Task>
Would you filter these records and copy every line that has the word "content"?

Data in this exercise>
——————————

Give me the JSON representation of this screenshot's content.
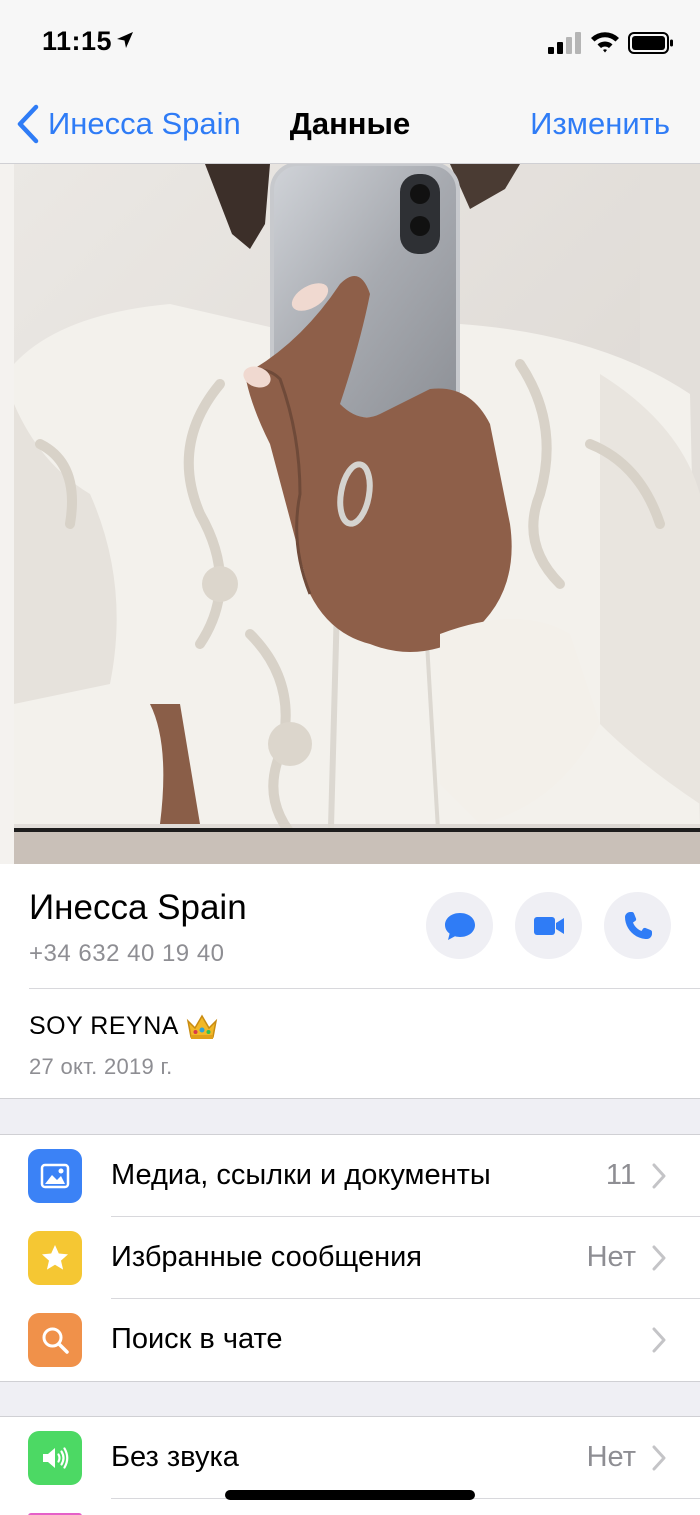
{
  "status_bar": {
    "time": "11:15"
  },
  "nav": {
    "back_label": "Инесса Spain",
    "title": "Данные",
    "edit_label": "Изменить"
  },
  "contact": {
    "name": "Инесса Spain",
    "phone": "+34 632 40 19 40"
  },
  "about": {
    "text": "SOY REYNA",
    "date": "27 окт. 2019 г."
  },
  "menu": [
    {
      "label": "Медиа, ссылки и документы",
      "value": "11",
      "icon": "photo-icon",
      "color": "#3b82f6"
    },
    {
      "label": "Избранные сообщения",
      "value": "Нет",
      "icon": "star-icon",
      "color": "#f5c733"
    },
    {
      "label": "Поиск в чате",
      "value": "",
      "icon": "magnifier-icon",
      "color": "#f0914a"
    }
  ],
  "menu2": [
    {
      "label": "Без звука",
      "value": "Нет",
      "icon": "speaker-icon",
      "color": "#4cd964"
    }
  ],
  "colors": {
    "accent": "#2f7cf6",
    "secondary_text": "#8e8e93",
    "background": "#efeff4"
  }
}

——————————

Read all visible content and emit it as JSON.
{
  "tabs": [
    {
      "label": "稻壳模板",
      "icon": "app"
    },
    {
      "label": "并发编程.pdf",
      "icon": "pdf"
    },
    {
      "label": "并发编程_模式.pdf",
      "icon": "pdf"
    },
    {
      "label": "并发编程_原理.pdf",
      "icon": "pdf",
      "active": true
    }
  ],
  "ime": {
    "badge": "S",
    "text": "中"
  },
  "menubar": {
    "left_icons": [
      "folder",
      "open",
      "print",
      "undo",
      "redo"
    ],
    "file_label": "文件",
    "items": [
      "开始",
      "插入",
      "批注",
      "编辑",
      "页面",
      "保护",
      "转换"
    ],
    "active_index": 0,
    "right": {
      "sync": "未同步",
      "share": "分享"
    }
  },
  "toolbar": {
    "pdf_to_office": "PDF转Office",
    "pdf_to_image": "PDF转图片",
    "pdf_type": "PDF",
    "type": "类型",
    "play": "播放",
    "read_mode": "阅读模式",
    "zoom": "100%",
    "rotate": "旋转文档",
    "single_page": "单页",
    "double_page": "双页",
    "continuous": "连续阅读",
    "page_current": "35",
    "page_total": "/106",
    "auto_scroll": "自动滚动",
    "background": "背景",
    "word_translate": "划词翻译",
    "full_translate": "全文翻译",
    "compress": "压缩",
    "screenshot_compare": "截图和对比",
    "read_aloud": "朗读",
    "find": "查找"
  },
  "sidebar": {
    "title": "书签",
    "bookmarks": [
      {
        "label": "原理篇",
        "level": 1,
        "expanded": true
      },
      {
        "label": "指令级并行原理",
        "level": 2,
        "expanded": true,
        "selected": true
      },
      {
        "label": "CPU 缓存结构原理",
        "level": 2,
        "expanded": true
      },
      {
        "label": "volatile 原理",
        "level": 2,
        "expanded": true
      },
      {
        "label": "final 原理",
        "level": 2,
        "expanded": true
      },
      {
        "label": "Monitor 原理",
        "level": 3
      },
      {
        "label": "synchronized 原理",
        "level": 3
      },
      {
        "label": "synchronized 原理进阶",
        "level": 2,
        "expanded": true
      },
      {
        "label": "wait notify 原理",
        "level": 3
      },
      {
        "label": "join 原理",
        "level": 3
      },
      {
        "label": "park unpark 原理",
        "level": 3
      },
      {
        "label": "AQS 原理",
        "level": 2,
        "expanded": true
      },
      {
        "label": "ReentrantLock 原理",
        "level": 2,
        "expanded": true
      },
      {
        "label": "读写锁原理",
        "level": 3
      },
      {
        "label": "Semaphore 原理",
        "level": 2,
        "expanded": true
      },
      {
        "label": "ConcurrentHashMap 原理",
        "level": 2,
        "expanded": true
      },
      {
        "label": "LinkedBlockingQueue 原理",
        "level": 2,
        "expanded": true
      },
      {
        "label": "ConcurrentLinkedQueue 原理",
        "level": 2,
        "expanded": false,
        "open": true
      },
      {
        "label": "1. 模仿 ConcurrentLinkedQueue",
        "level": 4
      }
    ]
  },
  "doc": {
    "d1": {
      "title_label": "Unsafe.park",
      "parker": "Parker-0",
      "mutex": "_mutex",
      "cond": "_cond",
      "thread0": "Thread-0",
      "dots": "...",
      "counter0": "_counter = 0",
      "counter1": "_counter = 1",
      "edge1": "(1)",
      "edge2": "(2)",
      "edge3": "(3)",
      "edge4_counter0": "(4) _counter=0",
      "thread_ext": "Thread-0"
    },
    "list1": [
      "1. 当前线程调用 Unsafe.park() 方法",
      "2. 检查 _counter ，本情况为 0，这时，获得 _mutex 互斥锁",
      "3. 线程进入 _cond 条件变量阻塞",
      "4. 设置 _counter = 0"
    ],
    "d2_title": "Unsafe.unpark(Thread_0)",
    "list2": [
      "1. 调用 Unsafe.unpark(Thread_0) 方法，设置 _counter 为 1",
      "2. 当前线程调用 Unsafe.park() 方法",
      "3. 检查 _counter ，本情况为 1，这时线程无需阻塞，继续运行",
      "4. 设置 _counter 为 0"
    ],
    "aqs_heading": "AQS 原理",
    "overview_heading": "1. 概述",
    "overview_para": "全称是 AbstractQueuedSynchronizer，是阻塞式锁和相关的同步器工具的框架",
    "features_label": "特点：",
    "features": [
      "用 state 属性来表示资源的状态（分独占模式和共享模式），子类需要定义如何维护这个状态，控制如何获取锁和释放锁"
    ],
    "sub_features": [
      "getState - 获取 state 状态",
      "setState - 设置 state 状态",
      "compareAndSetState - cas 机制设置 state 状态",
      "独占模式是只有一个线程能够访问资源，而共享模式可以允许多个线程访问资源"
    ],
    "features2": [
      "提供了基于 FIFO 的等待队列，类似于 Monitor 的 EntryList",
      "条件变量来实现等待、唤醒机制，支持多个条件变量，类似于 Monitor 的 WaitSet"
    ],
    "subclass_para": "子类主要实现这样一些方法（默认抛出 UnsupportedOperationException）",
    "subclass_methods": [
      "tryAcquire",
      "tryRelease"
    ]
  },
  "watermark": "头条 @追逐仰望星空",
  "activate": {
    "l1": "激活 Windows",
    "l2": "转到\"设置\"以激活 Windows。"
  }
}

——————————

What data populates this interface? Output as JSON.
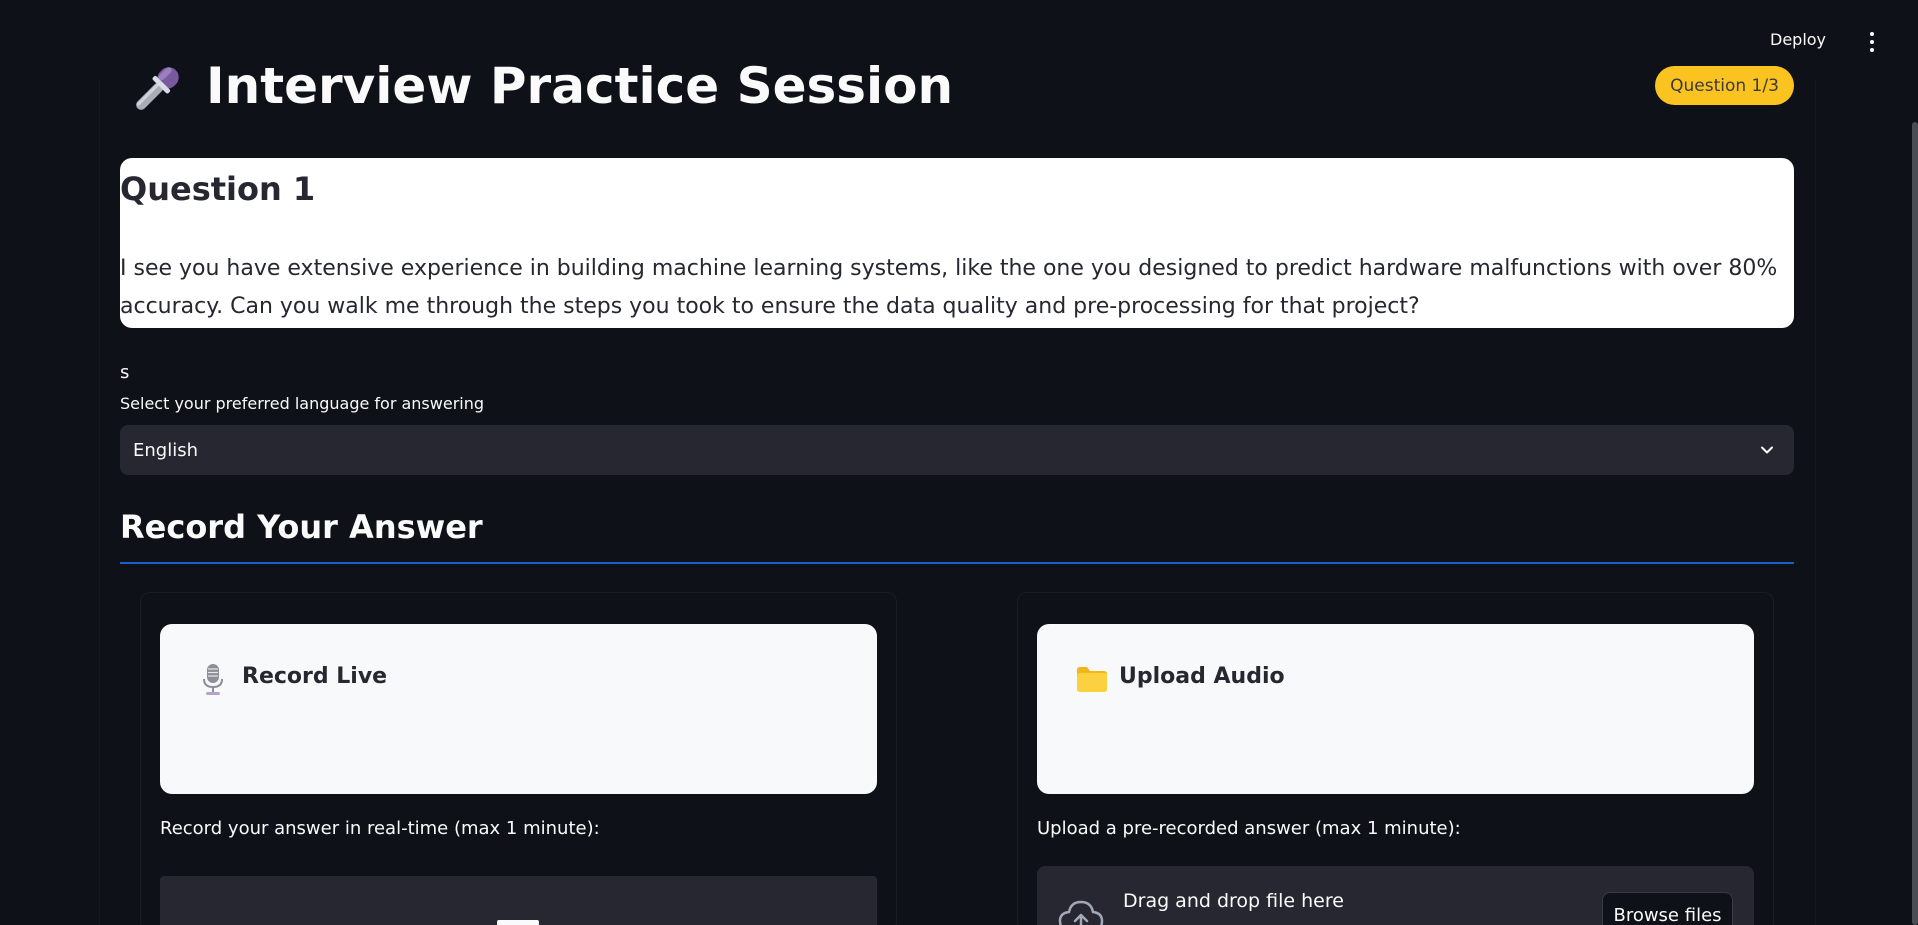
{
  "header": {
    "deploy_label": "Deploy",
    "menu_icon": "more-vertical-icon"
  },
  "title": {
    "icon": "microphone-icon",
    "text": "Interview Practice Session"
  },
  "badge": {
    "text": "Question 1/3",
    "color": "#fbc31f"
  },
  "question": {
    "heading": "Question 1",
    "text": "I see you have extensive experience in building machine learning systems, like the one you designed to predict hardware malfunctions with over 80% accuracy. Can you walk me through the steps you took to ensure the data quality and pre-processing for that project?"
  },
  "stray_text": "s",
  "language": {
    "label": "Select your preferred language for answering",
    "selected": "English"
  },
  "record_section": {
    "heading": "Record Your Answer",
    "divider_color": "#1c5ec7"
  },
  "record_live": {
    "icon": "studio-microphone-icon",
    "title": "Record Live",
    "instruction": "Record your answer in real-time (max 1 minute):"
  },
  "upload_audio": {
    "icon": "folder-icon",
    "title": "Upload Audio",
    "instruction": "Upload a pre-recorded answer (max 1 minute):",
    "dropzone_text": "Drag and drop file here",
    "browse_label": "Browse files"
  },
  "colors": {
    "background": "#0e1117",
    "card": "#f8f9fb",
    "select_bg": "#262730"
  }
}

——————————

The answer>
Give me the JSON representation of this screenshot's content.
Read all visible content and emit it as JSON.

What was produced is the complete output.